Social Media Phishing
Similarly, be wary of strange messages on social media. Scammers will hack people’s accounts and send messages to their friends, which makes it seem legitimate since it comes from someone you know. If someone you haven’t talked to in a while reaches out with a message like “can you believe this person got arrested?” and a link to click, do not engage with it. Those with a high-level clearance may also face targeted honey pot attacks on social media, where attractive people attempt to seduce them to steal information.
Phone Call Phishing
Vishing, or voice phishing, is another common type of attack to watch for. You may receive a call reaching out about your car’s extended warranty or telling you there’s a warrant out for your arrest. If an unknown number that your phone doesn’t identify as potential spam pops up and you aren’t expecting a call from anyone not in your contacts, it’s best to let it go to voicemail. If they leave a voicemail and it’s either a robocall or in a language you don’t speak, you can mostly assume it’s a scam.
If you receive an email, text or phone call that you’re not sure is a scam and tells you something you’re concerned about, like that you’re wanted for tax fraud or that there’s an issue with your bank, don’t engage with the potential scam. Check your accounts and contact your bank, local law enforcement or relevant party directly. It’s better to take the 10 minutes to clarify if you actually do have something to be concerned about than to end up dealing with a stolen identity for months or years.
The Evolution of Phishing and What to Expect in the Future

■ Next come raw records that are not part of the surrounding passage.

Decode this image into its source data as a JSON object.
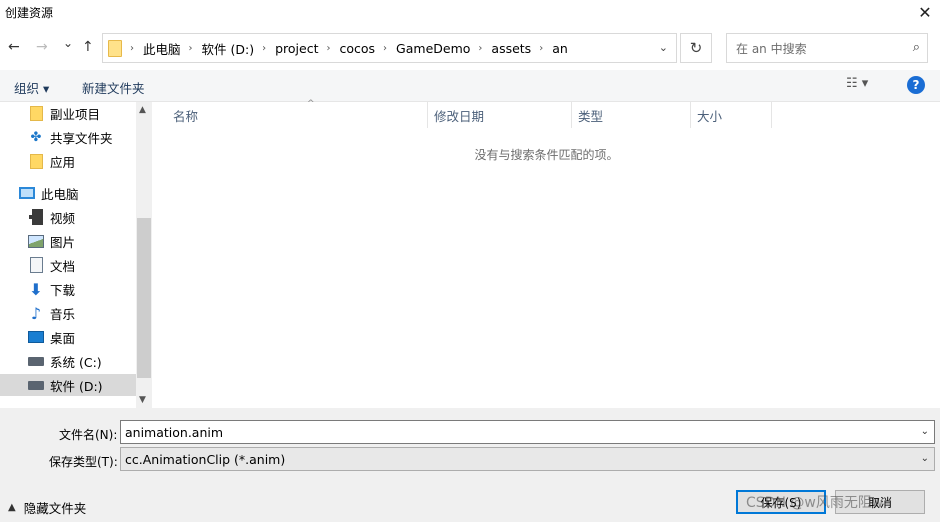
{
  "window": {
    "title": "创建资源",
    "close_glyph": "✕"
  },
  "nav": {
    "back_glyph": "←",
    "forward_glyph": "→",
    "recent_glyph": "⌄",
    "up_glyph": "↑",
    "breadcrumbs": [
      "此电脑",
      "软件 (D:)",
      "project",
      "cocos",
      "GameDemo",
      "assets",
      "an"
    ],
    "separator_glyph": "›",
    "dropdown_glyph": "⌄",
    "refresh_glyph": "↻",
    "search_placeholder": "在 an 中搜索",
    "search_glyph": "⌕"
  },
  "toolbar": {
    "organize_label": "组织 ▾",
    "new_folder_label": "新建文件夹",
    "view_glyph": "☷ ▾",
    "help_glyph": "?"
  },
  "sidebar": {
    "items": [
      {
        "label": "副业项目",
        "icon": "folder-icon"
      },
      {
        "label": "共享文件夹",
        "icon": "share-icon"
      },
      {
        "label": "应用",
        "icon": "folder-icon"
      },
      {
        "label": "此电脑",
        "icon": "computer-icon"
      },
      {
        "label": "视频",
        "icon": "video-icon"
      },
      {
        "label": "图片",
        "icon": "pictures-icon"
      },
      {
        "label": "文档",
        "icon": "documents-icon"
      },
      {
        "label": "下载",
        "icon": "downloads-icon"
      },
      {
        "label": "音乐",
        "icon": "music-icon"
      },
      {
        "label": "桌面",
        "icon": "desktop-icon"
      },
      {
        "label": "系统 (C:)",
        "icon": "drive-icon"
      },
      {
        "label": "软件 (D:)",
        "icon": "drive-icon",
        "selected": true
      }
    ],
    "scroll_up_glyph": "▲",
    "scroll_down_glyph": "▼"
  },
  "files": {
    "columns": [
      "名称",
      "修改日期",
      "类型",
      "大小"
    ],
    "sort_glyph": "^",
    "empty_message": "没有与搜索条件匹配的项。"
  },
  "form": {
    "filename_label": "文件名(N):",
    "filename_value": "animation.anim",
    "filetype_label": "保存类型(T):",
    "filetype_value": "cc.AnimationClip (*.anim)",
    "chevron_glyph": "⌄"
  },
  "footer": {
    "hide_folders_label": "隐藏文件夹",
    "hide_caret_glyph": "▲",
    "save_label": "保存(S)",
    "cancel_label": "取消",
    "watermark": "CSDN @w风雨无阻w"
  },
  "colors": {
    "accent": "#0078d7",
    "help": "#1a6dd4",
    "folder": "#ffd864"
  }
}
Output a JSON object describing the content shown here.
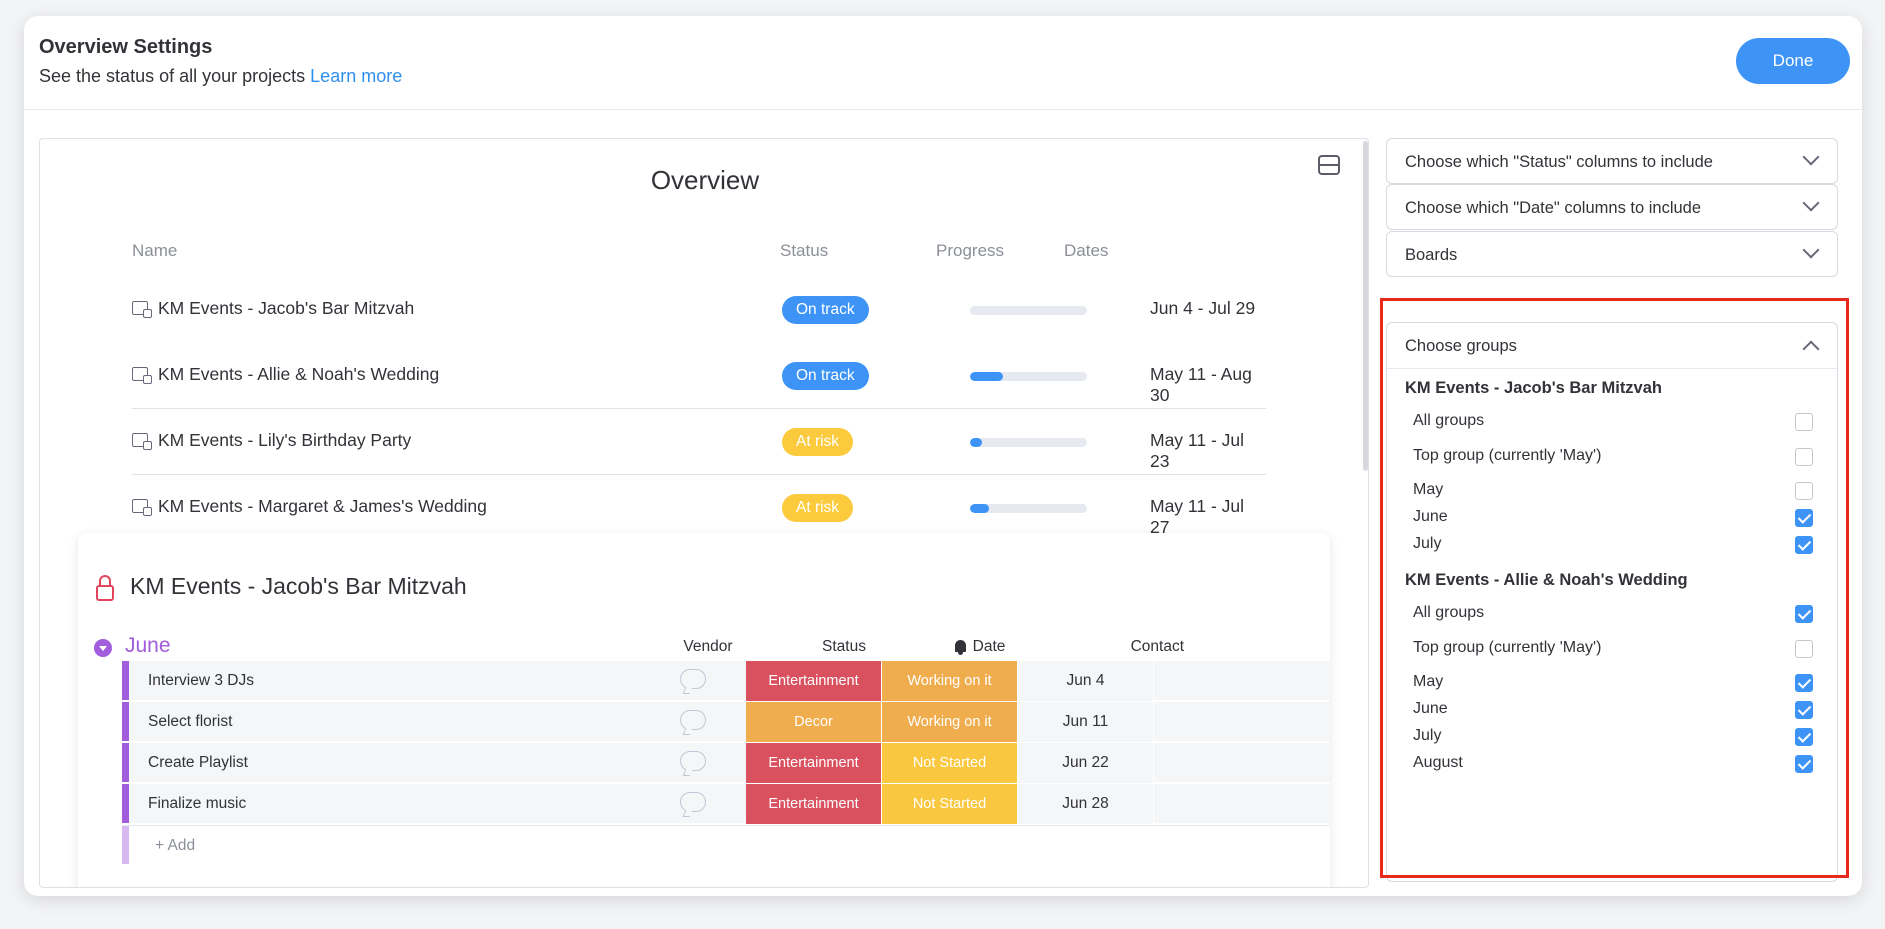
{
  "header": {
    "title": "Overview Settings",
    "subtitle": "See the status of all your projects",
    "learn_more": "Learn more",
    "done_label": "Done"
  },
  "overview": {
    "title": "Overview",
    "columns": {
      "name": "Name",
      "status": "Status",
      "progress": "Progress",
      "dates": "Dates"
    },
    "projects": [
      {
        "name": "KM Events - Jacob's Bar Mitzvah",
        "status": "On track",
        "status_color": "#3d94f6",
        "progress": 0,
        "dates": "Jun 4 - Jul 29"
      },
      {
        "name": "KM Events - Allie & Noah's Wedding",
        "status": "On track",
        "status_color": "#3d94f6",
        "progress": 0.28,
        "dates": "May 11 - Aug 30"
      },
      {
        "name": "KM Events - Lily's Birthday Party",
        "status": "At risk",
        "status_color": "#fbcb3d",
        "progress": 0.1,
        "dates": "May 11 - Jul 23"
      },
      {
        "name": "KM Events - Margaret & James's Wedding",
        "status": "At risk",
        "status_color": "#fbcb3d",
        "progress": 0.16,
        "dates": "May 11 - Jul 27"
      }
    ]
  },
  "board": {
    "title": "KM Events - Jacob's Bar Mitzvah",
    "group": "June",
    "columns": {
      "vendor": "Vendor",
      "status": "Status",
      "date": "Date",
      "contact": "Contact"
    },
    "items": [
      {
        "name": "Interview 3 DJs",
        "vendor": "Entertainment",
        "vendor_color": "#d9515f",
        "status": "Working on it",
        "status_color": "#f0ad4e",
        "date": "Jun 4"
      },
      {
        "name": "Select florist",
        "vendor": "Decor",
        "vendor_color": "#f0ad4e",
        "status": "Working on it",
        "status_color": "#f0ad4e",
        "date": "Jun 11"
      },
      {
        "name": "Create Playlist",
        "vendor": "Entertainment",
        "vendor_color": "#d9515f",
        "status": "Not Started",
        "status_color": "#f9c740",
        "date": "Jun 22"
      },
      {
        "name": "Finalize music",
        "vendor": "Entertainment",
        "vendor_color": "#d9515f",
        "status": "Not Started",
        "status_color": "#f9c740",
        "date": "Jun 28"
      }
    ],
    "add_label": "+ Add"
  },
  "settings": {
    "status_columns": "Choose which \"Status\" columns to include",
    "date_columns": "Choose which \"Date\" columns to include",
    "boards": "Boards",
    "groups_title": "Choose groups",
    "sections": [
      {
        "title": "KM Events - Jacob's Bar Mitzvah",
        "options": [
          {
            "label": "All groups",
            "checked": false
          },
          {
            "label": "Top group (currently 'May')",
            "checked": false
          },
          {
            "label": "May",
            "checked": false
          },
          {
            "label": "June",
            "checked": true
          },
          {
            "label": "July",
            "checked": true
          }
        ]
      },
      {
        "title": "KM Events - Allie & Noah's Wedding",
        "options": [
          {
            "label": "All groups",
            "checked": true
          },
          {
            "label": "Top group (currently 'May')",
            "checked": false
          },
          {
            "label": "May",
            "checked": true
          },
          {
            "label": "June",
            "checked": true
          },
          {
            "label": "July",
            "checked": true
          },
          {
            "label": "August",
            "checked": true
          }
        ]
      }
    ]
  }
}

With the current economic downturn, attacks threatening people’s finances in some way, like a faked claim that someone’s account is overdrawn, are more likely to occur. When people are facing financial stress, they are more likely to engage with an email claiming their money is at risk than they would be otherwise. As the State of the Phish report found, financial loss as a result of phishing attacks have increased significantly since last year.
AI is also a new threat that could lead to more sophisticated phishing attacks at a higher volume, according to Forbes. With software like ChatGPT, phishers can create a message in seconds that won’t have the grammatical or spelling errors that many scams currently have. When it only takes a few seconds, they can create far more messages to use. They can also train the AI on past scams that were successful in tricking a high volume of people in order to consistently create more effective attacks. However, AI can also be used in combatting phishing scams through AI-powered tools that are trained to distinguish between legitimate and illegitimate senders and emails.
Training will always be the greatest defense against phishing. The State of the Phish report found that there is currently a large knowledge gap in many organizations, with only 56% of them having a security awareness program that trains all their employees. Nearly a third of those surveyed couldn’t even define terms like phishing and malware, and 68% of them thought their company email platform could automatically block all malicious emails. Organizations that fall prey to phishing scams pay a major price, whether it be monetary or informational. Proper training is a necessity for all employees regardless of what their role is.
If you’re looking for help with training for your cleared facility, Adamo can help. Our FSO support services can run your trainings or help you manage the more tedious parts of your job so you can focus on improving your facility’s security.